Vision and Purpose
Clarity begins with a well-defined vision and an over-reaching sense of purpose that helps others understand why change is needed. Consider this a roadmap of sorts where the destination is outlined in a way that people want to go on the journey. The seeds for change will only germinate if a coherent vision is established that instills a sense of purpose. Before going full steam ahead, gather key stakeholders to develop a shared vision that includes rationale, goals, expected outcomes, expectations, and means to assess the initiative's effectiveness.
The real work and testament to outstanding leadership is moving past the visioning process by developing a strategic plan to turn vision into reality. Begin by aligning to research that will help to validate why the change is needed. I found this particularly useful as a principal when we worked to transform grading in my school. The planning process should also involve some consensus from key stakeholders as this will increase embracement of the change being pursued. The planning process should lead to the development of goals, preferred outcomes, and success measures. Efficacy can only be achieved if these are in place. A great strategy empowers people to take action.
You won't find an effective leader who is not a masterful communicator. It's about getting the right information out at the right time using the right means. Communication is vital in accomplishing tasks and getting things done, passing on important information, acquiring information, developing a shared vision, reaching decisions through consensus, building relationships, and moving people to embrace change. The use of body language, multi-faceted means of delivery, and listening intently are also essential when it comes to communication. Change leaders understand this and use each strategically.
Change will only succeed if the right supports are in place. Vision, purpose, and strategy become wasted efforts if job-embedded and ongoing professional learning is not in place. Establishing this is crucial, but change leaders also learn side-by-side with their staff to illustrate a team commitment to the process. When appropriate, they also jump at the chance to lead the professional learning or bring in outside experts to help build capacity. Learning is the fuel of leadership.
While this might be intertwined with the previous elements listed, there are some points worth fleshing out. Change leaders don't aspire to reinvent the wheel outright. They are keen to ensure what's working remains in place while simultaneously identifying other aspects that need to be addressed. As change takes hold, they have fun celebrating the successes of staff and students. Nothing moves change along better than showing people how proud you are of their hard work. This will also assist in motivating others to embrace the change effort while creating an environment people want to be part of and help to contribute to its success.
The most precious resource a change leader has are the people who will implement the changes being championed. Without them on board and taking action, the status quo will reign supreme. Successful change initiatives rest on moving the masses, but you must begin at a foundational level. Hence, this is the reason why this group is the foundation of the pyramid image above. This can best be accomplished by building positive relationships at the individual level. Empower staff to embrace change by putting them in a position to experience the value firsthand for themselves. Provide autonomy to those who are already on board while focusing more time and effort supporting staff who are not yet willing to change.

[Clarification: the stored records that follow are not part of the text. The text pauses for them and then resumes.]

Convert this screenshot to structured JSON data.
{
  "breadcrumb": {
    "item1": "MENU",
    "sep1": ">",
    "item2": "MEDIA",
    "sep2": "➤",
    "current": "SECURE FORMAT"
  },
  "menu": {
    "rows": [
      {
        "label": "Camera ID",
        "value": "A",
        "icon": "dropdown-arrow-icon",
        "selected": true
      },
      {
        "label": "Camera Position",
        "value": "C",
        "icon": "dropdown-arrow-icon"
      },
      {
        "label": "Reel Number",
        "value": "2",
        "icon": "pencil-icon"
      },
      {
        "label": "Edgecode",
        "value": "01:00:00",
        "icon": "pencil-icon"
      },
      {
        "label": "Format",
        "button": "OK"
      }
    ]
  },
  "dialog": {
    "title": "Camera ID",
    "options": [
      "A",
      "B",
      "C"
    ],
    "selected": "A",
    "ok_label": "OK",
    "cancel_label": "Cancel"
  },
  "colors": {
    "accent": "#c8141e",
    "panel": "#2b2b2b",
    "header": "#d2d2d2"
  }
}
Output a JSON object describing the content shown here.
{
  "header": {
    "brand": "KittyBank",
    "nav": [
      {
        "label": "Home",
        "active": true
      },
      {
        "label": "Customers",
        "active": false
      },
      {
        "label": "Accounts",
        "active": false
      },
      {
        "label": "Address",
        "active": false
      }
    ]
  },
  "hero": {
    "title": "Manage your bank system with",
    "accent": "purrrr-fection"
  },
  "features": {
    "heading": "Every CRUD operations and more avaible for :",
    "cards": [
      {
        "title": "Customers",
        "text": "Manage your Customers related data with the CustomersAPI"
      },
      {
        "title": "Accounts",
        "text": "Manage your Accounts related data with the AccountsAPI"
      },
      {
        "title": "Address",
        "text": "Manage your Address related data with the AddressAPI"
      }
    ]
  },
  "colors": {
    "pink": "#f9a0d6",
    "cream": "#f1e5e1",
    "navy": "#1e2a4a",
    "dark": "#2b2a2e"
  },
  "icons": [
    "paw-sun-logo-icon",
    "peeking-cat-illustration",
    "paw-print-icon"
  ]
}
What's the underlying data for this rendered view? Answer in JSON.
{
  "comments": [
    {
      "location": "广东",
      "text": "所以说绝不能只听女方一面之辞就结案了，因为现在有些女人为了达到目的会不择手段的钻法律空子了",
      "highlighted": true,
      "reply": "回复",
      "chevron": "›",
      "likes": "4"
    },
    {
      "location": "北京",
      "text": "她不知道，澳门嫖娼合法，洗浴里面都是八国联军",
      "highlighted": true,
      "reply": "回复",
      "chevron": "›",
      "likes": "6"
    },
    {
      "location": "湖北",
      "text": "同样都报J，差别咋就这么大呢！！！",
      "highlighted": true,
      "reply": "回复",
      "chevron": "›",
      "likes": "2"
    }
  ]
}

Those who step up to the plate to lead change understand it is a process, not an event. They also realize that many different styles need to be embraced, such as transformational, managerial, instructional, inspirational, and pedagogical. No matter the path taken, success relies on clarity and commitment to the process as well as empowering the masses to work together to achieve shared goals. Are you a change leader? Where is there an opportunity to grow and improve?